Simplicity is possibly the single most important thing on the technical side of software development. It is crucial to keep development costs down and external quality high. This blog post is about why simplicity is not the same thing as easiness, and common misconceptions around these terms.
Simple is not easy
Simple is the opposite of complex. Both are a measure of complexity, which arises from intertwining things such as concepts and responsibilities. Complexity is objective, and certain aspects of it, such as Cyclomatic Complexity, can be measured with many code quality tools.
Easy is the opposite of hard. Both are a measure of effort, which unlike complexity, is subjective and highly dependent on the context. For instance, it can be quite hard to rename a method in a large codebase if you do not have a tool that allows doing so safely. Similarly, it can be difficult to understand an OO project if you are not familiar with OO.
Achieving simplicity is hard
I’m sorry I wrote you such a long letter; I didn’t have time to write a short one.
Finding simple solutions, or brief ways to express something clearly, is harder than finding something that works but is more complex. In other words, achieving simplicity is hard. This is unfortunate, since dealing with complexity is also hard.
In recent decades the cost of software maintenance has become much greater than the cost of its creation, so it makes sense to make maintenance as easy as we can. This means avoiding as much complexity as we can during the creation of the software, which is a hard task. The cost of the complexity does not suddenly appear once the software goes into an official maintenance phase, it is there on day 2, when you need to deal with code from day 1.
Good design requires thought
Questions about whether design is necessary or affordable are quite beside the point: design is inevitable.
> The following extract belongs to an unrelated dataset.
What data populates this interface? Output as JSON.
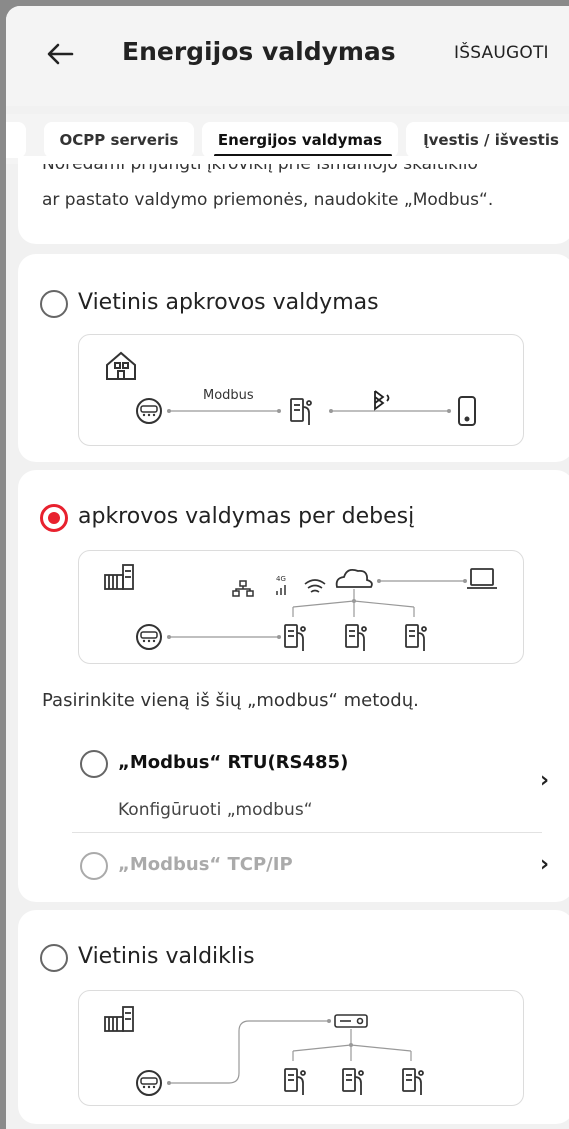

The alternative to good design is bad design, not no design at all.
— Vaughn Vernon in Domain-Driven Design Distilled
Some people in the field conflate simple and easy in a particularly unfortunate manner. They reason that if you need to think a lot about how to create a design, it will be hard to understand the design. Clearly, thinking a lot about a design does not guarantee that it is good and minimizes complexity. You can do a good job and create something simple or you can overengineer. There is however one guarantee that can be made based on the effort spent: for non-trivial problems, if little effort was spent (by going for the easy approach), the solution is going to be more complex than it could have been.
One high-profile case of such conflation can be found in the principles behind the Agile Manifesto. While I don’t fully agree with some of the other principles, this is the only one I strongly disagree with (unless you remove the middle part). Yay Software Craftsmanship manifesto.
Simplicity–the art of maximizing the amount of work not done–is essential
Similarly we should be careful to not confuse the ease of understanding a system with the ease of understanding how or why it was created the way it was. The latter, while still easier than the actual task of creating a simple solution, is still going to be harder than working with said simple solution, especially for those that lack the skills used in its creation.
Again, I found a relatively high-profile example of such confusion:
If the implementation is hard to explain, it’s a bad idea. If the implementation is easy to explain, it may be a good idea.
I think this is just wrong.
You can throw all books in a library onto a big pile and then claim it’s easy to explain where a particular book is – in the pile – though actually finding the book is a bigger challenge. It’s true that you need more skills to use a well-organized library effectively than you need to go through a pile of books randomly. You need to know the alphabet, be familiar with the concept of genres, etc. Clearly an organized library is easier to deal with than our pile of books for anyone that has those skills.
It is also true that sometimes it does not make sense to invest in the skill that allows working more effectively, and that sometimes you simply cannot find people with the desired skills. This is where the real bottleneck is: learning. Most of the time these investments are worth it, as they allow you to work both faster and better from that point on.
Ocramius wrote a fun post touching on the same topic titled Eliminating Visual Debt.
The main source of inspiration that led me to this blog post is Rich Hickeys 2012 Rails Conf keynote, where he starts by differentiating simple and easy. If you don’t know who Rich Hickey is (he created Clojure), go watch all his talks on YouTube now, well worth the time. (I don’t agree with everything he says but it tends to be interesting regardless.) You can start with this keynote, which goes into more detail than this blog post and adds a bunch of extra goodies on top. <3 Rich
In my reply to the Big Ball of Mud paper I also talk about how achieving simplicity requires effort.